— Prompt —
Take the line that contains "Extract the structured" and all lines after it, up to and including the last line of the data, and write them out exactly; nothing else belongs in the answer.

(Provided material begins)

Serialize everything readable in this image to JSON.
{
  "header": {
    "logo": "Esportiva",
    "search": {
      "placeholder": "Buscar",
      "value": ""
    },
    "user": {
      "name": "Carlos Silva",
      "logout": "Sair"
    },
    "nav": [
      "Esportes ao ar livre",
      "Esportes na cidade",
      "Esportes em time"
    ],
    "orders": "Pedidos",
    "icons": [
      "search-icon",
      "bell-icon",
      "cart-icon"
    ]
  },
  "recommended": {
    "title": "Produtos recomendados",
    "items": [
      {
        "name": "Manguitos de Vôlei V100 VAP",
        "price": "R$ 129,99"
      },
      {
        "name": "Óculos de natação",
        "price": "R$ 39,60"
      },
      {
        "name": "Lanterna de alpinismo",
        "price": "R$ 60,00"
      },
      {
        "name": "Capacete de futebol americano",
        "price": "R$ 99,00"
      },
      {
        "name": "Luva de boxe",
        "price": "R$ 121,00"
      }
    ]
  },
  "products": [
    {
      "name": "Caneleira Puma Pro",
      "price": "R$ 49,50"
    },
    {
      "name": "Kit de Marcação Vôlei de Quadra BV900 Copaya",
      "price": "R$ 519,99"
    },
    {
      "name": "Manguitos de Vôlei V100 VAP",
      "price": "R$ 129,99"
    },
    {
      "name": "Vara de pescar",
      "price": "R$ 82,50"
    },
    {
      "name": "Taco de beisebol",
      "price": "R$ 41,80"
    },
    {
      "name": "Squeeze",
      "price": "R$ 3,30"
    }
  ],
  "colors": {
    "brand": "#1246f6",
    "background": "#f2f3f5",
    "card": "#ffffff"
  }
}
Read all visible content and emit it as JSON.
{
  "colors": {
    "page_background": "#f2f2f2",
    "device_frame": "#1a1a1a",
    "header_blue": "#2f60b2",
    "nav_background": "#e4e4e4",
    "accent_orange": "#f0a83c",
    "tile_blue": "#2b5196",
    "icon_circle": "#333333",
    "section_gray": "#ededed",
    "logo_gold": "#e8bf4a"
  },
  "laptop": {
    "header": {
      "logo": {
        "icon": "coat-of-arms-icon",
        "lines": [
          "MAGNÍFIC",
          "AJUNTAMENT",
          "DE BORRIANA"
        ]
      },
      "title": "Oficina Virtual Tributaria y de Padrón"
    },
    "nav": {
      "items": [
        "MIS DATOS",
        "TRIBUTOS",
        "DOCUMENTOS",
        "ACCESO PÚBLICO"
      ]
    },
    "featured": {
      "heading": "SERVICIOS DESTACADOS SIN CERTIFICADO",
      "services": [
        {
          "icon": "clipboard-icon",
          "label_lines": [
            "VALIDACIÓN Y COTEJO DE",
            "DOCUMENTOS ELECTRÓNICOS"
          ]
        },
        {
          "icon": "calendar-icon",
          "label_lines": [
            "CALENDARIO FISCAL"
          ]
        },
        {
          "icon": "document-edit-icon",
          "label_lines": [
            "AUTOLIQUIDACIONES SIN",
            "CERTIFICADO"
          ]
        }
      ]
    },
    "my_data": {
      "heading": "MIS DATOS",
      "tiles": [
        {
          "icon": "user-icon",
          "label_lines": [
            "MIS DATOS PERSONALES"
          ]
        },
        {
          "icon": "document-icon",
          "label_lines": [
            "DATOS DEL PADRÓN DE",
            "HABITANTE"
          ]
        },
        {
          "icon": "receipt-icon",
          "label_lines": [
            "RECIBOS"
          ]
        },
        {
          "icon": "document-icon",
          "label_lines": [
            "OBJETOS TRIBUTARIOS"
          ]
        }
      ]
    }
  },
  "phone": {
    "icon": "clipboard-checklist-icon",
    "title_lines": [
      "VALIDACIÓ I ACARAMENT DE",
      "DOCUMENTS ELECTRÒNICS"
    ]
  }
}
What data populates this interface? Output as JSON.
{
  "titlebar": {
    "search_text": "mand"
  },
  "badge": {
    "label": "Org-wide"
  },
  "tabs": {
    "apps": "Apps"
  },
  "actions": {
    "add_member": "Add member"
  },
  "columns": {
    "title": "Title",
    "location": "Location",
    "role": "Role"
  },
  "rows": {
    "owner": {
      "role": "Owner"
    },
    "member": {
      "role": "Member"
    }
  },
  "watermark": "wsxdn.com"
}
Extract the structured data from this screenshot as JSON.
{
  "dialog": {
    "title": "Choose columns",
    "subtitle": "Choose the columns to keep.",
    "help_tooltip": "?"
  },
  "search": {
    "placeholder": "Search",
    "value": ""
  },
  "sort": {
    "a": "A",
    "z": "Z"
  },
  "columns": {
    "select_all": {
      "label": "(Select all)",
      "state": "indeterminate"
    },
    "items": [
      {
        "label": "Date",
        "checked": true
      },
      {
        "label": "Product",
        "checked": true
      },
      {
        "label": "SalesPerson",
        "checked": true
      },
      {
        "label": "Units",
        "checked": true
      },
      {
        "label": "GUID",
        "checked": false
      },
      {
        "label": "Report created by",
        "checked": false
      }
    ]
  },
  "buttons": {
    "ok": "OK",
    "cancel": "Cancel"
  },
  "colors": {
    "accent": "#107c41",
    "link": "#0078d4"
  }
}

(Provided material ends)

— Expected answer —
Extract the structured data from this screenshot as JSON.
{
  "dialog": {
    "title": "Choose columns",
    "subtitle": "Choose the columns to keep.",
    "help_tooltip": "?"
  },
  "search": {
    "placeholder": "Search",
    "value": ""
  },
  "sort": {
    "a": "A",
    "z": "Z"
  },
  "columns": {
    "select_all": {
      "label": "(Select all)",
      "state": "indeterminate"
    },
    "items": [
      {
        "label": "Date",
        "checked": true
      },
      {
        "label": "Product",
        "checked": true
      },
      {
        "label": "SalesPerson",
        "checked": true
      },
      {
        "label": "Units",
        "checked": true
      },
      {
        "label": "GUID",
        "checked": false
      },
      {
        "label": "Report created by",
        "checked": false
      }
    ]
  },
  "buttons": {
    "ok": "OK",
    "cancel": "Cancel"
  },
  "colors": {
    "accent": "#107c41",
    "link": "#0078d4"
  }
}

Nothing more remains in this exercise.